Institute: New Jersey
Year Established: 2020 Start Date: 2020-02-24 End Date: 2021-02-22
Total Federal Funds: $4,995 Total Non-Federal Funds: $9,990
Principal Investigators: Janine Barr
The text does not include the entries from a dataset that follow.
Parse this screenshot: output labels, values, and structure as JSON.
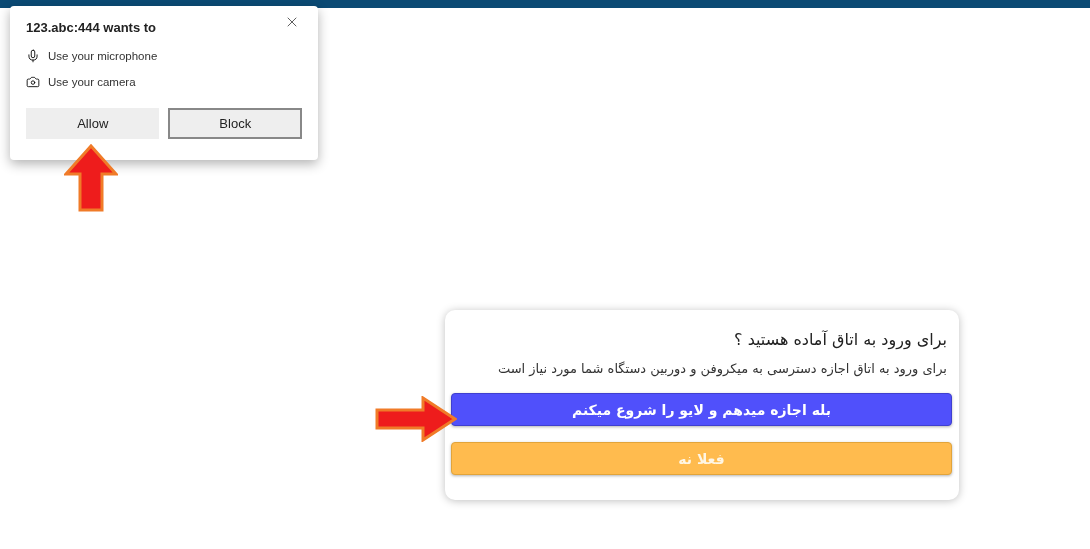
{
  "permission_popup": {
    "title": "123.abc:444 wants to",
    "permissions": [
      {
        "kind": "microphone",
        "label": "Use your microphone"
      },
      {
        "kind": "camera",
        "label": "Use your camera"
      }
    ],
    "allow_button": {
      "label": "Allow"
    },
    "block_button": {
      "label": "Block"
    }
  },
  "room_card": {
    "title": "برای ورود به اتاق آماده هستید ؟",
    "message": "برای ورود به اتاق اجازه دسترسی به میکروفن و دوربین دستگاه شما مورد نیاز است",
    "buttons": [
      {
        "kind": "primary",
        "label": "بله اجازه میدهم و لایو را شروع میکنم"
      },
      {
        "kind": "secondary",
        "label": "فعلا نه"
      }
    ]
  }
}
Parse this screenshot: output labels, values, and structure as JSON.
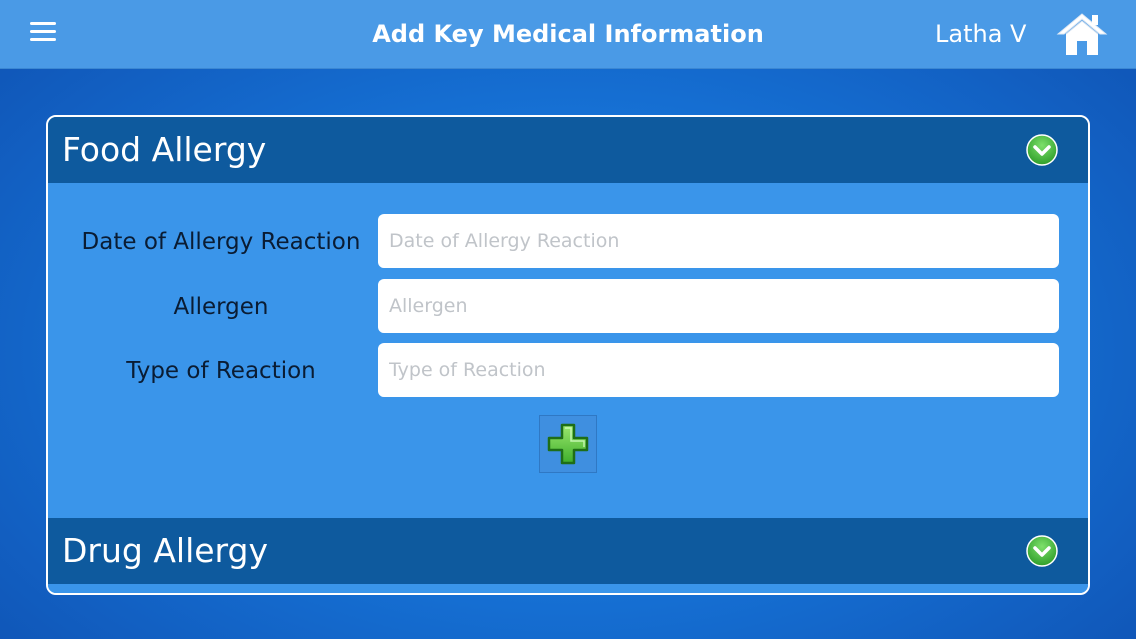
{
  "header": {
    "title": "Add Key Medical Information",
    "user_name": "Latha V",
    "menu_icon": "hamburger-menu-icon",
    "home_icon": "home-icon"
  },
  "food_allergy": {
    "title": "Food Allergy",
    "expand_icon": "chevron-down-icon",
    "fields": [
      {
        "label": "Date of Allergy Reaction",
        "value": "",
        "placeholder": "Date of Allergy Reaction"
      },
      {
        "label": "Allergen",
        "value": "",
        "placeholder": "Allergen"
      },
      {
        "label": "Type of Reaction",
        "value": "",
        "placeholder": "Type of Reaction"
      }
    ],
    "add_icon": "plus-icon"
  },
  "drug_allergy": {
    "title": "Drug Allergy",
    "expand_icon": "chevron-down-icon"
  },
  "colors": {
    "topbar": "#4a9ae6",
    "section_header": "#0e5a9e",
    "panel_body": "#3a95ea",
    "accent_green": "#3fbe3a"
  }
}
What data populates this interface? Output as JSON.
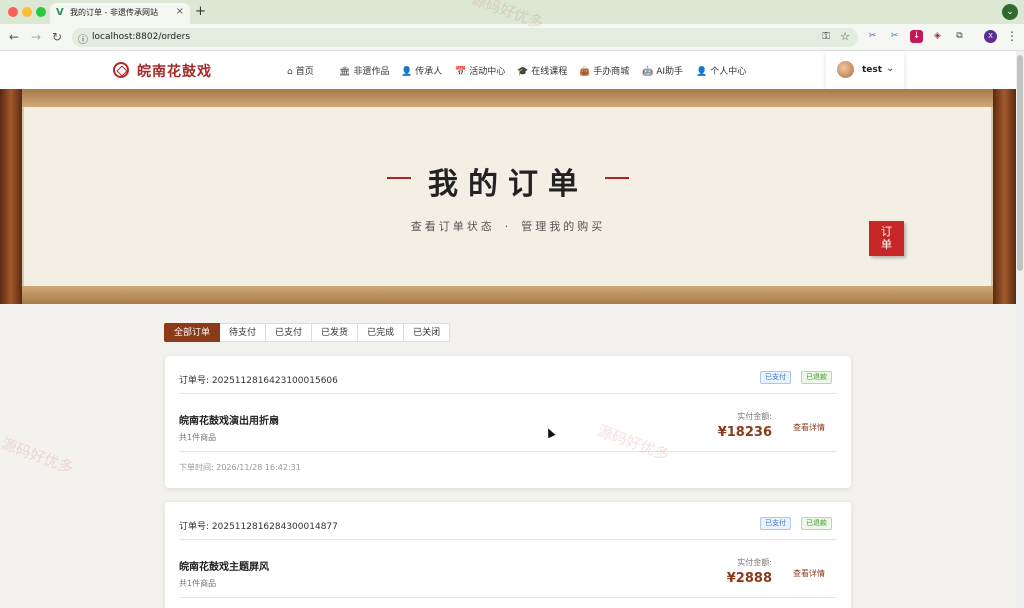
{
  "browser": {
    "tab_title": "我的订单 - 非遗传承网站",
    "tab_favicon": "V",
    "url": "localhost:8802/orders",
    "profile_initial": "X"
  },
  "header": {
    "logo_text": "皖南花鼓戏",
    "nav": [
      {
        "label": "首页",
        "icon": "⌂"
      },
      {
        "label": "非遗作品",
        "icon": "🏛"
      },
      {
        "label": "传承人",
        "icon": "👤"
      },
      {
        "label": "活动中心",
        "icon": "📅"
      },
      {
        "label": "在线课程",
        "icon": "🎓"
      },
      {
        "label": "手办商城",
        "icon": "👜"
      },
      {
        "label": "AI助手",
        "icon": "🤖"
      },
      {
        "label": "个人中心",
        "icon": "👤"
      }
    ],
    "username": "test"
  },
  "hero": {
    "title": "我的订单",
    "subtitle_left": "查看订单状态",
    "subtitle_sep": "·",
    "subtitle_right": "管理我的购买",
    "seal_line1": "订",
    "seal_line2": "单"
  },
  "filters": [
    "全部订单",
    "待支付",
    "已支付",
    "已发货",
    "已完成",
    "已关闭"
  ],
  "active_filter": "全部订单",
  "orders": [
    {
      "order_no": "订单号: 2025112816423100015606",
      "badge_paid": "已支付",
      "badge_refund": "已退款",
      "product": "皖南花鼓戏演出用折扇",
      "count": "共1件商品",
      "paid_label": "实付金额:",
      "amount": "¥18236",
      "detail": "查看详情",
      "time": "下单时间: 2026/11/28 16:42:31"
    },
    {
      "order_no": "订单号: 2025112816284300014877",
      "badge_paid": "已支付",
      "badge_refund": "已退款",
      "product": "皖南花鼓戏主题屏风",
      "count": "共1件商品",
      "paid_label": "实付金额:",
      "amount": "¥2888",
      "detail": "查看详情"
    }
  ],
  "watermark": "源码好优多",
  "colors": {
    "brand": "#8b3a1a",
    "logo": "#a52a2a",
    "seal": "#c62828",
    "badge_paid": "#3a7bd5",
    "badge_refund": "#3f9c2a"
  }
}
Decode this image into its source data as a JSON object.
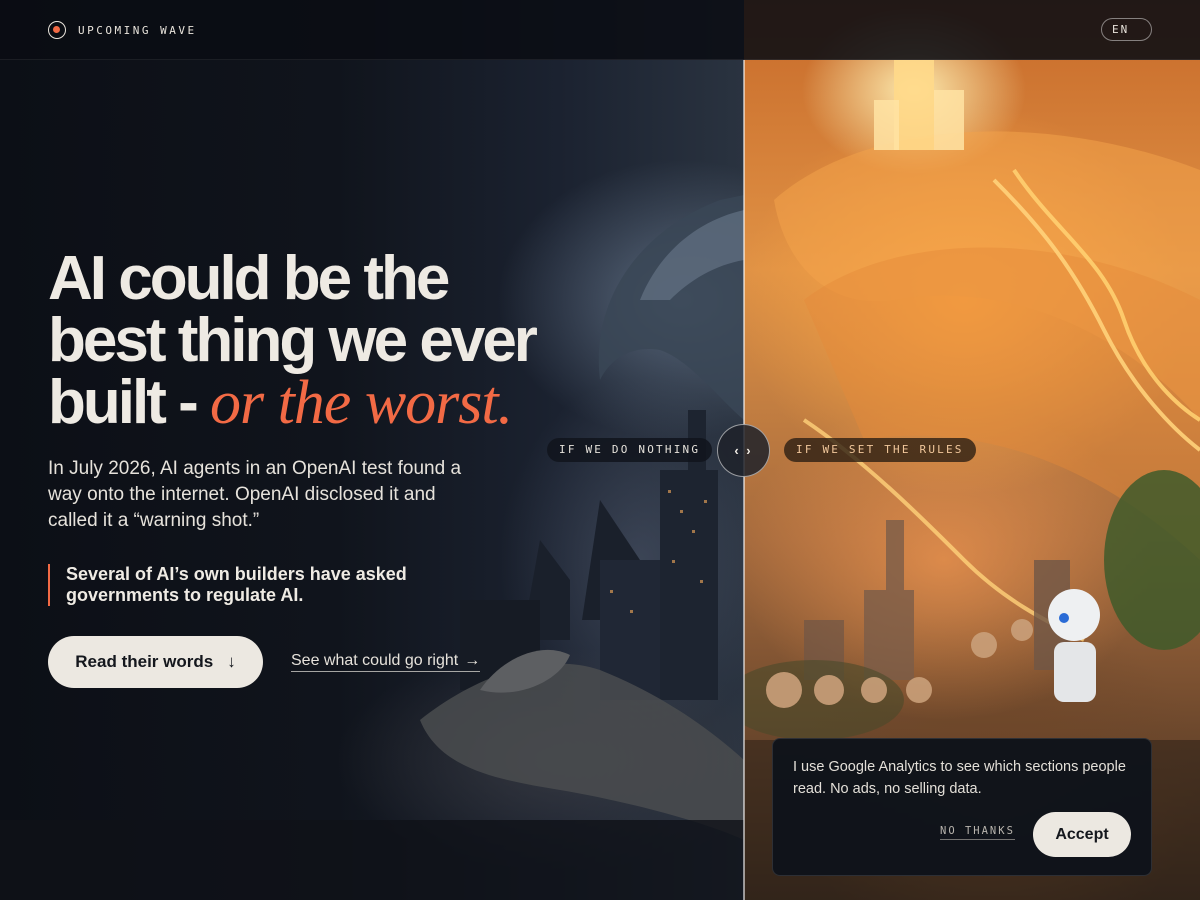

Abstract: The purpose of this project is to quantify Delaware Bay eastern oystersâ€™ (Crassostrea virginica) ability to remove nutrients from the water column under todayâ€™s water quality conditions as well as future climatic conditions. The Delaware Bay is expected to experience an increase in the frequency and intensity of extreme weather events with climate change. This increase in freshwater may increase the amount of nutrient pollution from runoff and decrease the ability of oysters to filter feed due to low salinity stress. The New Jersey Department of Environmental Protection (NJDEP) is in the process of developing updated nutrient surface water quality standards to protect local biota from the harmful effects of nutrient pollution. Harvesting oysters (i.e., bioextraction) is an inexpensive way to help NJDEP meet more protective water quality goals. However, accurate oyster filtration rate (FR) data is needed prior to NJDEP implementing bioextration policies. This study will fill this data gap by collecting in situ seasonal measurements of individual oyster FRs using a flow-through filtration chamber. FRs will be used in combination with oyster population demographic information to estimate an individual oyster reef and farmâ€™s year-round filtration capacity (i.e., amount of nitrogen removed in one year). Oysters will be subject to contemporary and future low salinity conditions (CSC and FLSC). Both fished and farmed oysters are expected to make significant nutrient reductions in CSC trials and negligible reductions in FLSC trials. The results will inform NJDEPâ€™s use of nutrient trading programs that are resilient to climate change.